I hope you will remember this technique the next time you do your planting. It is really efficient and effective.
Every now and then I get a good idea. I think the last time was June 14, 2005. This new idea cannot be claimed as my own, but then at least the plan to pass it on to you is my own.
I was watching an episode of Gardeners’ World on Amazon Prime when they had a segment about a lady who had a garden with 1,259 pots—and I don’t mean dinky ones. These were all different and some were quite large. Sounds crazy, huh? Apparently she inherited this pot fetish from her mother who had 700 pots. Now, this is not the significant part. What is—is that she watered all of these by hand using a watering can that she dipped into 21 different dipping containers that were spread throughout the garden.
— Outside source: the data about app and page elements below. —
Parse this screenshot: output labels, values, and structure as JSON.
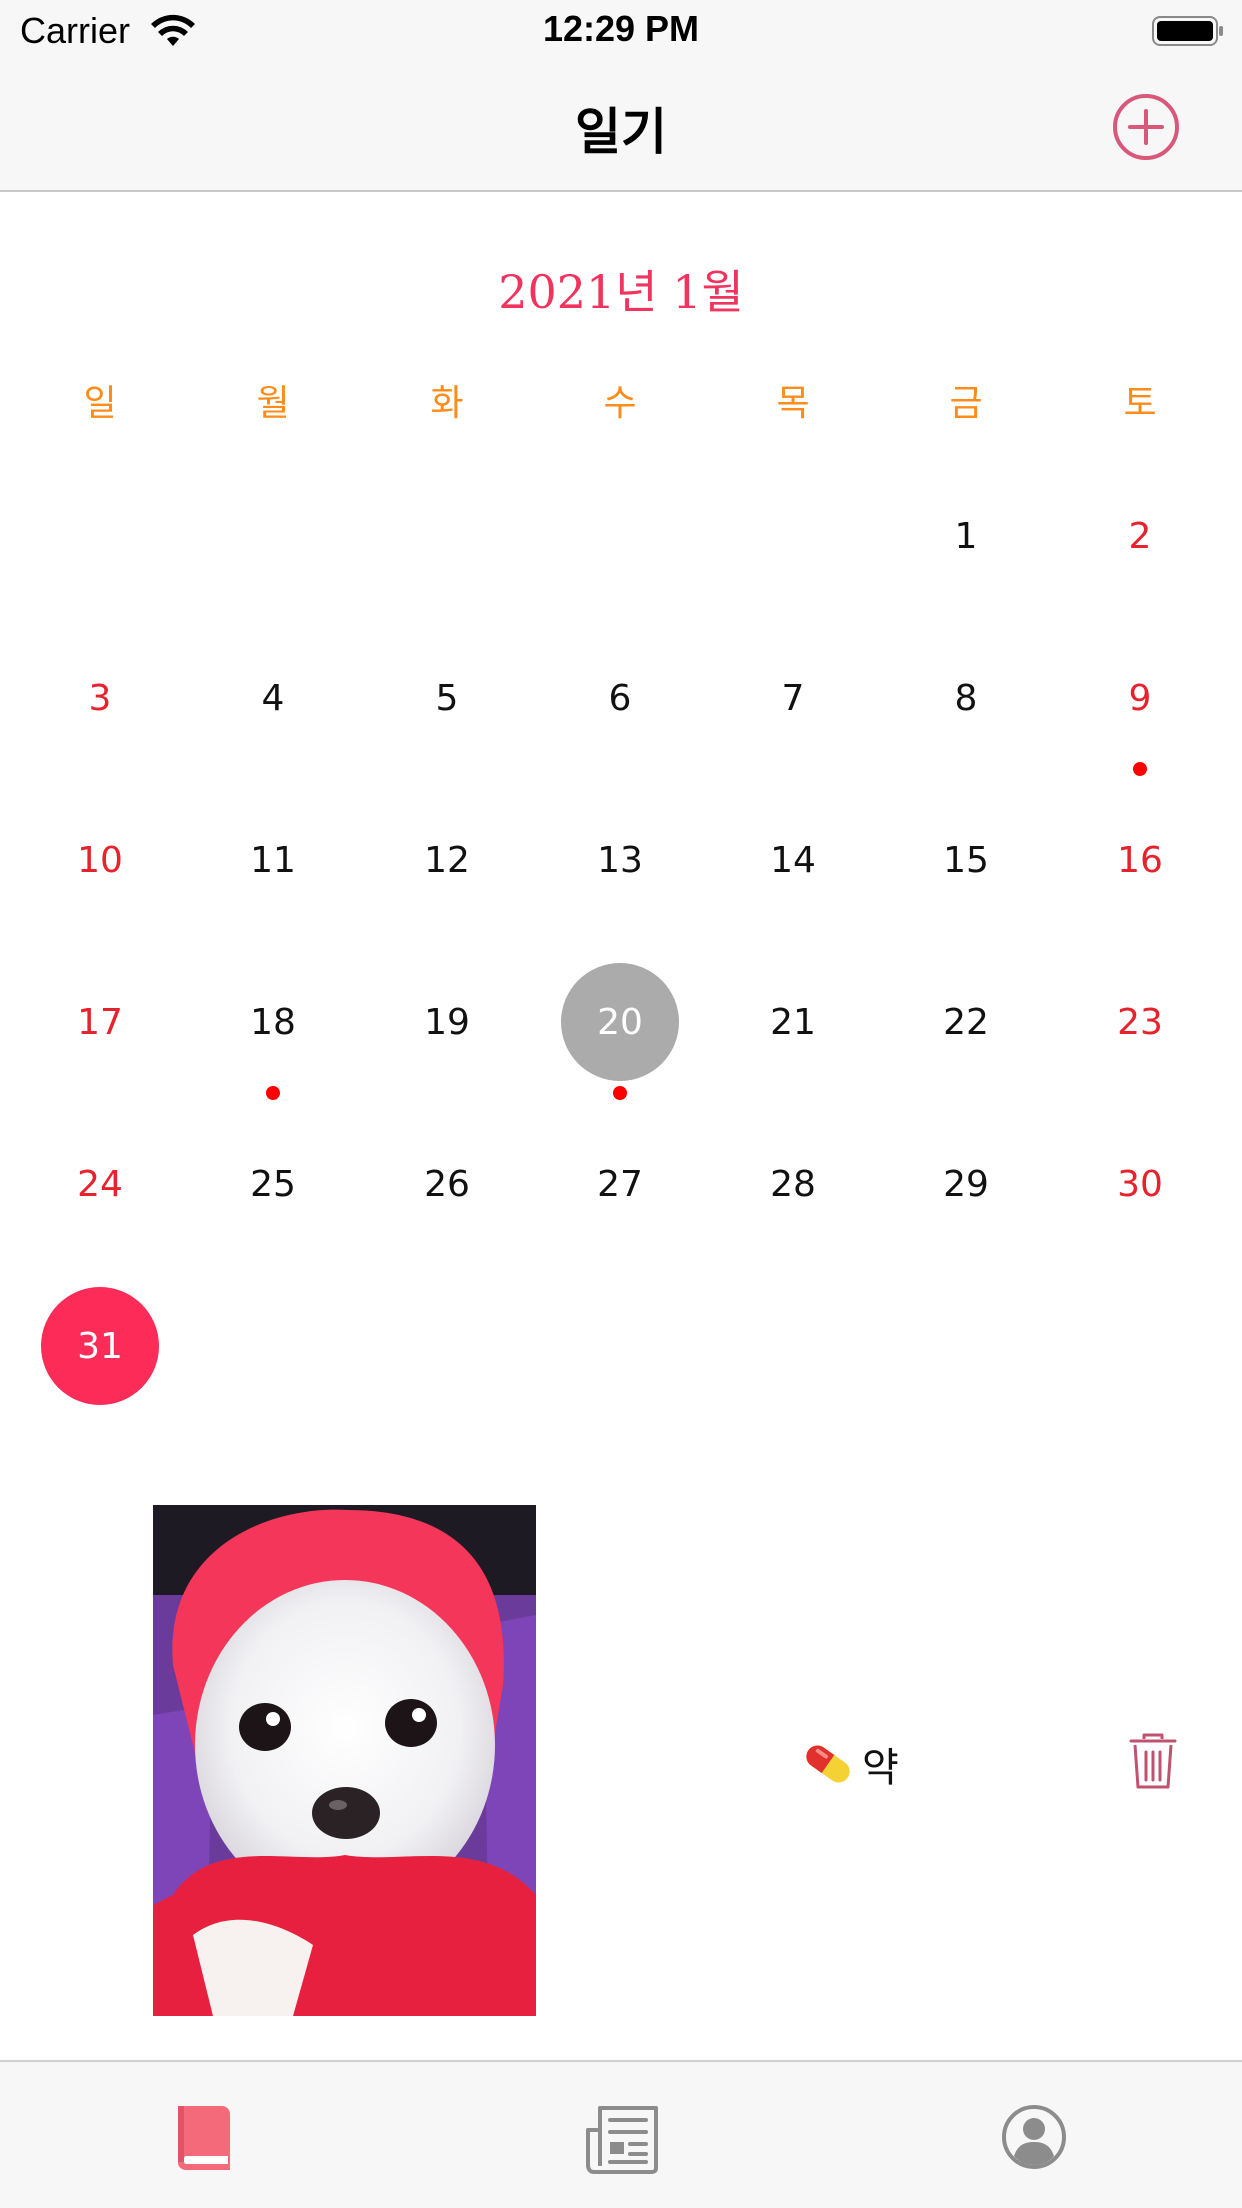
{
  "status_bar": {
    "carrier": "Carrier",
    "time": "12:29 PM",
    "icons": [
      "wifi-icon",
      "battery-icon"
    ]
  },
  "nav": {
    "title": "일기",
    "add_icon": "plus-circle-icon"
  },
  "calendar": {
    "month_title": "2021년 1월",
    "weekdays": [
      "일",
      "월",
      "화",
      "수",
      "목",
      "금",
      "토"
    ],
    "first_weekday_index": 5,
    "days_in_month": 31,
    "selected_day": 20,
    "today": 31,
    "event_days": [
      9,
      18,
      20
    ],
    "colors": {
      "accent": "#f0345e",
      "weekday_header": "#ff8c1a",
      "weekend": "#e8222c",
      "selected": "#ababab",
      "today": "#fc2b57",
      "event_dot": "#ff0000"
    }
  },
  "entry": {
    "photo": "dog-photo",
    "label": "약",
    "label_icon": "pill-icon",
    "delete_icon": "trash-icon"
  },
  "tab_bar": {
    "tabs": [
      {
        "icon": "book-icon",
        "active": true
      },
      {
        "icon": "news-icon",
        "active": false
      },
      {
        "icon": "profile-icon",
        "active": false
      }
    ],
    "active_color": "#f56a7a",
    "inactive_color": "#8c8c8c"
  }
}
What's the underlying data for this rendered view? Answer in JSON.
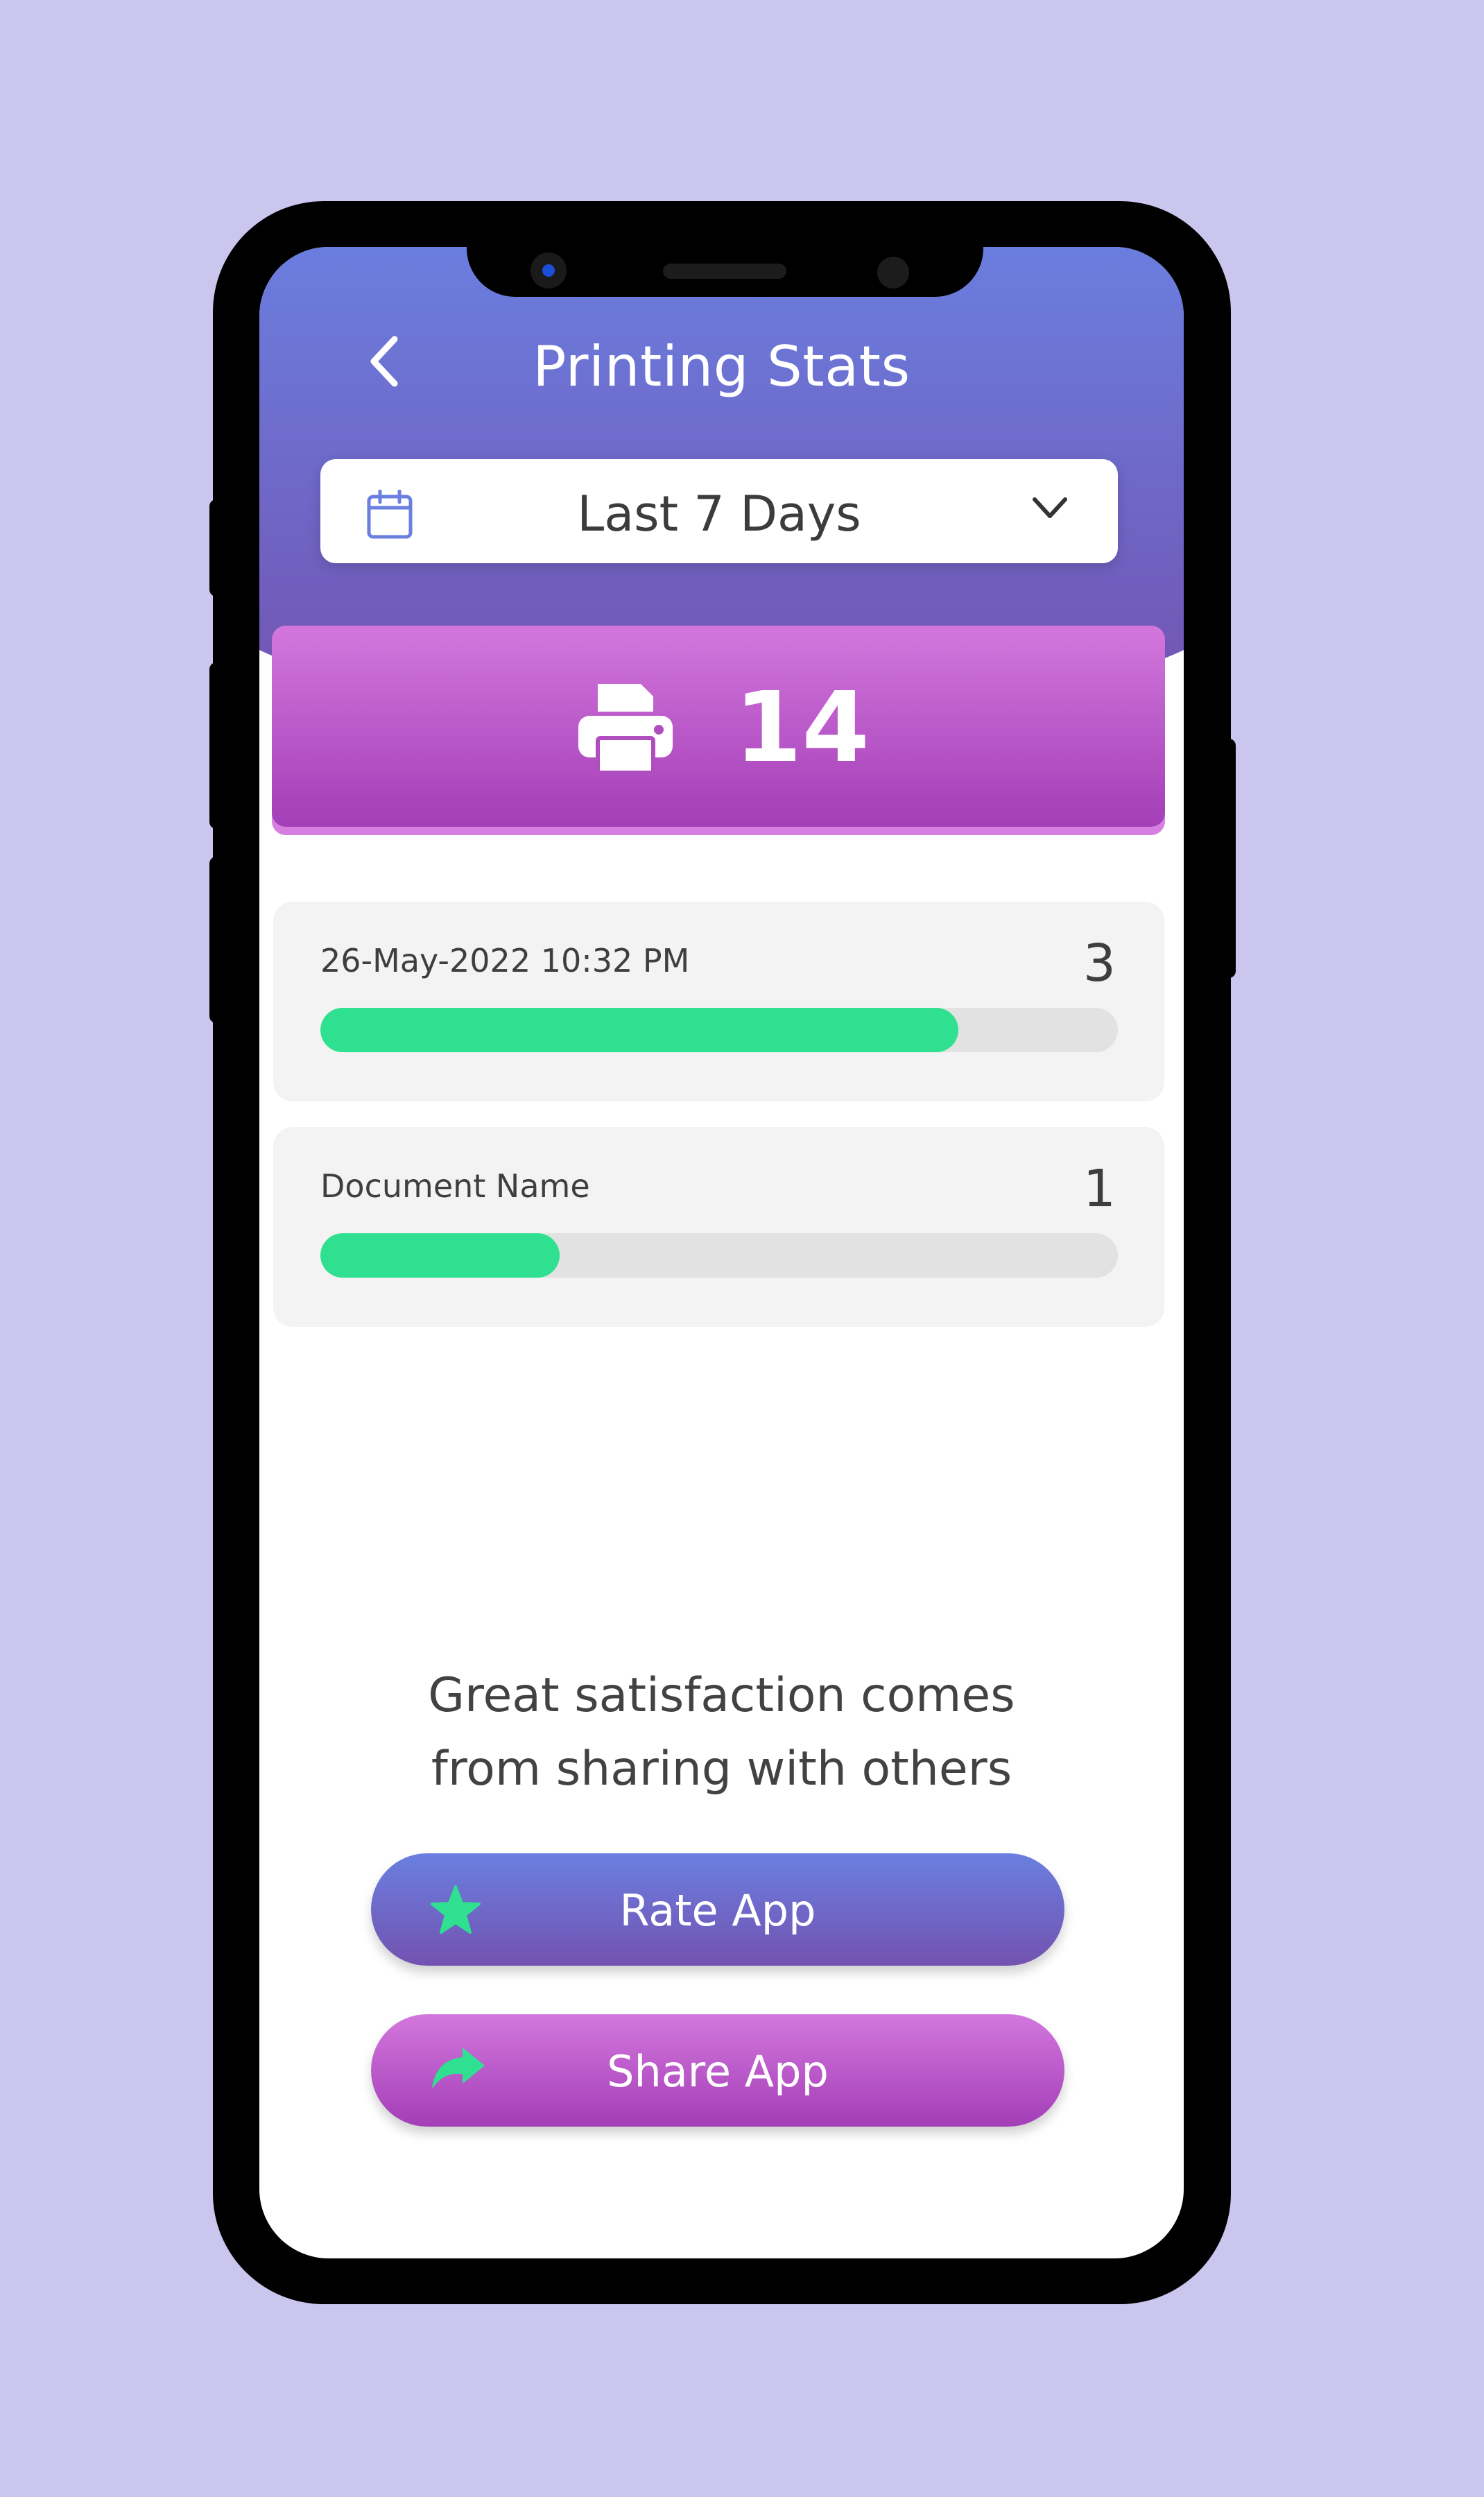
{
  "header": {
    "title": "Printing Stats",
    "back_icon": "chevron-left-icon"
  },
  "period_selector": {
    "icon": "calendar-icon",
    "value": "Last 7 Days",
    "dropdown_icon": "chevron-down-icon"
  },
  "total": {
    "icon": "printer-icon",
    "value": "14"
  },
  "stats": [
    {
      "name": "26-May-2022 10:32 PM",
      "count": "3",
      "progress": 0.8
    },
    {
      "name": "Document Name",
      "count": "1",
      "progress": 0.3
    }
  ],
  "quote": {
    "line1": "Great satisfaction comes",
    "line2": "from sharing with others"
  },
  "actions": {
    "rate_label": "Rate App",
    "rate_icon": "star-icon",
    "share_label": "Share App",
    "share_icon": "share-arrow-icon"
  },
  "colors": {
    "background": "#cbc6ee",
    "header_gradient_top": "#6a7fe0",
    "header_gradient_bottom": "#7352b0",
    "accent_purple_top": "#d377dd",
    "accent_purple_bottom": "#a33eb7",
    "progress_green": "#2ee08f"
  }
}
These 21 reservoirs are kept filled by a drip system. Now maybe you don’t mind dragging a hose around the garden, particularly if you have own of those expandable hoses that is light weight. But consider this: What if you had a large garbage can that was in a convenient place in the garden that you could fill once in a while and add a light dose of fertilizer. Now besides not having a hose to mess which each time you water, you are regularly giving your plants extra nutrients. Good idea?
We have been using this system for a month now. I use a pump and long hose to fill two 55 gallon barrels—one on each side of the yard. The water comes from our koi pond so it already has fertilizer added. The plants absolutely love it. LaVille uses a watering can that has a handle that runs fore and aft, so she can water with one hand with the other one free to test the soil moisture of each pot. She only has one good arm left anyway.
She frequently loses track of the watering can, so I tried buying another. I finally found the right style on Amazon Prime. (Dramm 7 Liter Watering Can 12433, $38.22) There are many models that are far less expensive, but they all have bales that are mounted crosswise.
So even if you don’t have a pot fetish, you may want to try out this new idea. LaVille would never admit to a fetish, but with the added SPPC plants, she does have over 250 outside containers and 50 inside.